TASK INSTRUCTIONS:
Before repeating the entries below, strip out every picture and keep all else as it is.

Records from a data source:
--------------------------------

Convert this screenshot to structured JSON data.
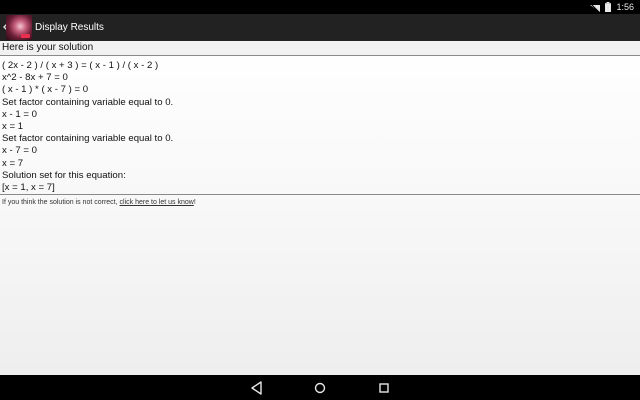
{
  "status_bar": {
    "time": "1:56"
  },
  "action_bar": {
    "title": "Display Results"
  },
  "solution": {
    "header": "Here is your solution",
    "steps": [
      "( 2x - 2 ) / ( x + 3 ) = ( x - 1 ) / ( x - 2 )",
      "x^2 - 8x + 7 = 0",
      "( x - 1 ) * ( x - 7 ) = 0",
      "Set factor containing variable equal to 0.",
      "x - 1 = 0",
      "x = 1",
      "Set factor containing variable equal to 0.",
      "x - 7 = 0",
      "x = 7",
      "Solution set for this equation:",
      "[x = 1, x = 7]"
    ]
  },
  "report": {
    "prefix": "If you think the solution is not correct, ",
    "link_text": "click here to let us know",
    "suffix": "!"
  },
  "icons": {
    "wifi": "wifi-icon",
    "battery": "battery-icon",
    "back": "back-chevron-icon",
    "app": "app-icon",
    "nav_back": "nav-back-icon",
    "nav_home": "nav-home-icon",
    "nav_recents": "nav-recents-icon"
  },
  "colors": {
    "action_bar": "#222222",
    "status_bar": "#000000",
    "nav_bar": "#000000",
    "content_bg": "#ffffff",
    "divider": "#8a8a8a"
  }
}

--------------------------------

RESULT FOR THIS EXERCISE:
Convert this screenshot to structured JSON data.
{
  "status_bar": {
    "time": "1:56"
  },
  "action_bar": {
    "title": "Display Results"
  },
  "solution": {
    "header": "Here is your solution",
    "steps": [
      "( 2x - 2 ) / ( x + 3 ) = ( x - 1 ) / ( x - 2 )",
      "x^2 - 8x + 7 = 0",
      "( x - 1 ) * ( x - 7 ) = 0",
      "Set factor containing variable equal to 0.",
      "x - 1 = 0",
      "x = 1",
      "Set factor containing variable equal to 0.",
      "x - 7 = 0",
      "x = 7",
      "Solution set for this equation:",
      "[x = 1, x = 7]"
    ]
  },
  "report": {
    "prefix": "If you think the solution is not correct, ",
    "link_text": "click here to let us know",
    "suffix": "!"
  },
  "icons": {
    "wifi": "wifi-icon",
    "battery": "battery-icon",
    "back": "back-chevron-icon",
    "app": "app-icon",
    "nav_back": "nav-back-icon",
    "nav_home": "nav-home-icon",
    "nav_recents": "nav-recents-icon"
  },
  "colors": {
    "action_bar": "#222222",
    "status_bar": "#000000",
    "nav_bar": "#000000",
    "content_bg": "#ffffff",
    "divider": "#8a8a8a"
  }
}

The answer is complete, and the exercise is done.